The Indian government has formed a committee comprising several state finance ministers, to assess the feasibility of introducing a tax under the Goods and Services Tax (GST) regime to fund disaster relief.
The move followed Kerala's demand for additional resource mobilisation measures to rebuild the state’s infrastructure in the wake of heavy floods. Kerala had proposed a cess of 10% over and above the state GST to raise additional funds. Losses caused by the floods have been estimated at around INR200bn ($2.8bn).
It was found that the National Disaster Relief Fund (NDRF) and State Disaster Response Fund (SDRF) lacked sufficient funds, according to local media reports.
Meanwhile, the United Nations Office for Disaster Risk Reduction (UNISDR) released a report in conjunction with International Day for Disaster Reduction which fell on 13 October, indicating that India lost $79.5bn to natural disasters from 1998 to 2017.
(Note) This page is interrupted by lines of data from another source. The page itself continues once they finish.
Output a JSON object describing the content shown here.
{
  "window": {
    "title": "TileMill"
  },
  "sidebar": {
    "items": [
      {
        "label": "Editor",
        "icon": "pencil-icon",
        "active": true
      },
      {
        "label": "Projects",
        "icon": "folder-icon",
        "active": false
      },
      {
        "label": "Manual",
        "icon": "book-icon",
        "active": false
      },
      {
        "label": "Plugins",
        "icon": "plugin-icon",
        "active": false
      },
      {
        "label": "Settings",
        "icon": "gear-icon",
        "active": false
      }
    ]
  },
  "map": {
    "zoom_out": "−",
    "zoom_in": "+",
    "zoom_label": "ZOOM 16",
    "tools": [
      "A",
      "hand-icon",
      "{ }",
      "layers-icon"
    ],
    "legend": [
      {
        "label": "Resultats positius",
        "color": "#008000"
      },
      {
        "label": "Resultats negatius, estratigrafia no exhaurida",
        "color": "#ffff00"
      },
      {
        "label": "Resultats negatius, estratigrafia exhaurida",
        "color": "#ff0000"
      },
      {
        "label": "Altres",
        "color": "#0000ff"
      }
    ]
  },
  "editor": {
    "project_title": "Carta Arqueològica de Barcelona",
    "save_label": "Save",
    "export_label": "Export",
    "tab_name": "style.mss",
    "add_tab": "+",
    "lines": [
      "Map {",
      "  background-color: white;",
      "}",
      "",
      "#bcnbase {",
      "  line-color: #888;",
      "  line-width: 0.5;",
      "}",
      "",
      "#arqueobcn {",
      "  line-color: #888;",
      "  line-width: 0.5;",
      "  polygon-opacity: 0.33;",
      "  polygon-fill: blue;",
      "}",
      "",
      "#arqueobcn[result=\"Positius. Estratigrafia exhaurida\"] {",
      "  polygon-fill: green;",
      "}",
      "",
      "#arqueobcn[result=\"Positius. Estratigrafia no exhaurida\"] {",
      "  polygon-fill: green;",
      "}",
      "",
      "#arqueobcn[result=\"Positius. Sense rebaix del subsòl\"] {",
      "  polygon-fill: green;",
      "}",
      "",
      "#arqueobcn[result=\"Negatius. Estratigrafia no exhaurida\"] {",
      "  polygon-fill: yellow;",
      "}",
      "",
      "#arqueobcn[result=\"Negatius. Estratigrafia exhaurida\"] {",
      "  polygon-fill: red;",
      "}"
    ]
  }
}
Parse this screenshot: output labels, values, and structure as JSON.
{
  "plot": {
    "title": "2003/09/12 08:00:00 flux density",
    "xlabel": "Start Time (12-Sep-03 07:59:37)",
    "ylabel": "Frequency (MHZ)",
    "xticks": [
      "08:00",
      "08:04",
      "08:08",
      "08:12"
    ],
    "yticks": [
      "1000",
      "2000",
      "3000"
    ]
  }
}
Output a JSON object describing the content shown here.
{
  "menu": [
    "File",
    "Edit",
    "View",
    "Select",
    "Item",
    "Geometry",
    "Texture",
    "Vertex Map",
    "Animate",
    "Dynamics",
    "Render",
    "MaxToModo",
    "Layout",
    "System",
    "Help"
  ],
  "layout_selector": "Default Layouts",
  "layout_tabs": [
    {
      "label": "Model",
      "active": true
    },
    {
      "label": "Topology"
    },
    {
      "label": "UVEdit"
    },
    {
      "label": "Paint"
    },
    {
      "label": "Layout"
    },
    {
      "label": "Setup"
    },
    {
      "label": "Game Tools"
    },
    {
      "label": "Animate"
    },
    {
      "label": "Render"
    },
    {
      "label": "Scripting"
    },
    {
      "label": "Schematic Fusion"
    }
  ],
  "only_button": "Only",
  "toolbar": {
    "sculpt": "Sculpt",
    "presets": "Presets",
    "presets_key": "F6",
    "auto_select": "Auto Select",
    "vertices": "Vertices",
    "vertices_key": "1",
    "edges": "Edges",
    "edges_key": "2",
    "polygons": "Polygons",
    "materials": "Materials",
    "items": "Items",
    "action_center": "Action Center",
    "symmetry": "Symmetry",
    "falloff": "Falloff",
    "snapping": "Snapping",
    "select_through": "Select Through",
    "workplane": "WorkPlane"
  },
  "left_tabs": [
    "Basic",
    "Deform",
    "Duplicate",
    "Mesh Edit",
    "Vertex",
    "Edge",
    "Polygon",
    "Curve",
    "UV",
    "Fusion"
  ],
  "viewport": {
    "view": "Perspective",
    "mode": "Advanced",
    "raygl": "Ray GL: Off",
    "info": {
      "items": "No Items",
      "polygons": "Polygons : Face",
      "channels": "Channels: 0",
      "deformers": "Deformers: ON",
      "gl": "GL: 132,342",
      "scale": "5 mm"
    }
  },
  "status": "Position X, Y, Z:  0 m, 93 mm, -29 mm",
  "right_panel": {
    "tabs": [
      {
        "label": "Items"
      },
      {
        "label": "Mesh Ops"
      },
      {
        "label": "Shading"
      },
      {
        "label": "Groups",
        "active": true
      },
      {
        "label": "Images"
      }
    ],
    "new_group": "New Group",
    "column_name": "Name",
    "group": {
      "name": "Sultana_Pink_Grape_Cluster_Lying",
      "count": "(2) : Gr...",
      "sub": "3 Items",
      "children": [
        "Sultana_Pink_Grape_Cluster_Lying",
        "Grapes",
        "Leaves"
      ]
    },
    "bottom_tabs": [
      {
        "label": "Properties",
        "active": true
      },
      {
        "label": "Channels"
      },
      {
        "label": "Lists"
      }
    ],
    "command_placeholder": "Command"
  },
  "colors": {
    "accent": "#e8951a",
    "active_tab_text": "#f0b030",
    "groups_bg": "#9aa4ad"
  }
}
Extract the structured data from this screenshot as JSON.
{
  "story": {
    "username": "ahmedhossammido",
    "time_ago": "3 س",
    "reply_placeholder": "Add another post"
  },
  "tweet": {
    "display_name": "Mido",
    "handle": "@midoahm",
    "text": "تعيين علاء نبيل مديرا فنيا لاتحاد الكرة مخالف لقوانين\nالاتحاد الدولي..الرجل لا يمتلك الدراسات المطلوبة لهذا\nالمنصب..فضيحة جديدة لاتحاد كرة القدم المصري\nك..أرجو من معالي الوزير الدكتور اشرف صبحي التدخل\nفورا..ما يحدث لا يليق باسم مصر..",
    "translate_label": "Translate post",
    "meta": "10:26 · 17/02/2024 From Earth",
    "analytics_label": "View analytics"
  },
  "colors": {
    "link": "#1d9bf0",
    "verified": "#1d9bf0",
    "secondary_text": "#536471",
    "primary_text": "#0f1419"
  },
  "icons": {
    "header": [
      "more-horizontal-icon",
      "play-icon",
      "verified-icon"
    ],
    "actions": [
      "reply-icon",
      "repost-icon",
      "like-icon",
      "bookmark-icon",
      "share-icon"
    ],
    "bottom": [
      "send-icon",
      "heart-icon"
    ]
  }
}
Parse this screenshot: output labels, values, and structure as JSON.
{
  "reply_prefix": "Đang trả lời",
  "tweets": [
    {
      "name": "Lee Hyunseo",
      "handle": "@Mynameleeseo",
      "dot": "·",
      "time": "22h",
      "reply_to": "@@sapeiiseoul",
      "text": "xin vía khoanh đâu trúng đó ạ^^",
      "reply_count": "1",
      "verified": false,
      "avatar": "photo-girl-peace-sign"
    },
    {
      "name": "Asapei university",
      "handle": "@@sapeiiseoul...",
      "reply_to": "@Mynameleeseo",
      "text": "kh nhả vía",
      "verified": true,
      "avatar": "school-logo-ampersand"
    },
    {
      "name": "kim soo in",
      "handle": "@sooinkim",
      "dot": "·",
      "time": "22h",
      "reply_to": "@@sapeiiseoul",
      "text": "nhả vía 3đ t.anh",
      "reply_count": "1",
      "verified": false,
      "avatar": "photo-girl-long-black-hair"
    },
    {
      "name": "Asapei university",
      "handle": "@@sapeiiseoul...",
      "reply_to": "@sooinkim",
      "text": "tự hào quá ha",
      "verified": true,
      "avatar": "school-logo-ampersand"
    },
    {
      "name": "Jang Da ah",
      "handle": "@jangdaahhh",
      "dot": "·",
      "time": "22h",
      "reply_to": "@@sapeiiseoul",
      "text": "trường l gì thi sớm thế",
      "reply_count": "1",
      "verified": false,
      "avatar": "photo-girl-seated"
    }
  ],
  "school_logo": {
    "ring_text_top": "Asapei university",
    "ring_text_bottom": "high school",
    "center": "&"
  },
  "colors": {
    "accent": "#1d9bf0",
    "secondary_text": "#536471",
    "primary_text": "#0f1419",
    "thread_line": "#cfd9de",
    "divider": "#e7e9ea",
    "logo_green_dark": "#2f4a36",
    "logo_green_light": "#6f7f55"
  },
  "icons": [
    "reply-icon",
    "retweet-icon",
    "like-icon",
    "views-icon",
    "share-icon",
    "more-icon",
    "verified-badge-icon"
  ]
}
The report was jointly prepared by UNISDR and the Centre for Research on the Epidemiology of Disasters (CRED). Titled “Report on Economic Losses, Poverty and Disasters for 1998-2017”, it ranks India among the top five countries in the world with the largest losses from disasters.
At $944.8bn, the US has suffered the greatest losses due to disasters in the past 20 years. Following the US are China ($492.2bn), Japan ($376.3bn), India ($79.5bn) and Puerto Rico ($71.7bn). Worldwide, between 1998 and 2017, disaster-hit countries reported direct economic losses of $2.9trn.
In terms of occurrences worldwide, climate-related disasters dominate the picture over the past 20 years, accounting for 91% of all 7,255 recorded events between 1998 and 2017. Within this total, floods were the most frequent type of disaster, making up 43% of all recorded events. Floods also affected the most number of people, at more than 2bn.